**Try it**
Copy out all the entries shown below, exactly as they appear.

**Data provided**
★ ★ ★

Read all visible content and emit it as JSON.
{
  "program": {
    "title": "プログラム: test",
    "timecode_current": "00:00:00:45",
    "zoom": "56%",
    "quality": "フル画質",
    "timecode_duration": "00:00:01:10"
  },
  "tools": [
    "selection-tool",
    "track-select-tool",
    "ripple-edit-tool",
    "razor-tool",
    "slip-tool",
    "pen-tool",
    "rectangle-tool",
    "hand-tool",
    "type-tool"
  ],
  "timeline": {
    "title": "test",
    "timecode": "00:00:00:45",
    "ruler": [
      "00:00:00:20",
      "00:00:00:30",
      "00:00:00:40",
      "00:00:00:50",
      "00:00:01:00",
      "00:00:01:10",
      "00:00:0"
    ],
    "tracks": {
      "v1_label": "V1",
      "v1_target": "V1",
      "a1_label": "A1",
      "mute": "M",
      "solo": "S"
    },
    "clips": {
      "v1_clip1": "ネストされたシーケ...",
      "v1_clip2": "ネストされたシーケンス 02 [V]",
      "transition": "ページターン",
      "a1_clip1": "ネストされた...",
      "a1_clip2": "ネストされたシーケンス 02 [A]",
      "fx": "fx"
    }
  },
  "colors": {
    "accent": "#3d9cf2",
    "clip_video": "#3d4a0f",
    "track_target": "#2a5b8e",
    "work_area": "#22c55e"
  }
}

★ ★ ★

**Answer**
Read all visible content and emit it as JSON.
{
  "program": {
    "title": "プログラム: test",
    "timecode_current": "00:00:00:45",
    "zoom": "56%",
    "quality": "フル画質",
    "timecode_duration": "00:00:01:10"
  },
  "tools": [
    "selection-tool",
    "track-select-tool",
    "ripple-edit-tool",
    "razor-tool",
    "slip-tool",
    "pen-tool",
    "rectangle-tool",
    "hand-tool",
    "type-tool"
  ],
  "timeline": {
    "title": "test",
    "timecode": "00:00:00:45",
    "ruler": [
      "00:00:00:20",
      "00:00:00:30",
      "00:00:00:40",
      "00:00:00:50",
      "00:00:01:00",
      "00:00:01:10",
      "00:00:0"
    ],
    "tracks": {
      "v1_label": "V1",
      "v1_target": "V1",
      "a1_label": "A1",
      "mute": "M",
      "solo": "S"
    },
    "clips": {
      "v1_clip1": "ネストされたシーケ...",
      "v1_clip2": "ネストされたシーケンス 02 [V]",
      "transition": "ページターン",
      "a1_clip1": "ネストされた...",
      "a1_clip2": "ネストされたシーケンス 02 [A]",
      "fx": "fx"
    }
  },
  "colors": {
    "accent": "#3d9cf2",
    "clip_video": "#3d4a0f",
    "track_target": "#2a5b8e",
    "work_area": "#22c55e"
  }
}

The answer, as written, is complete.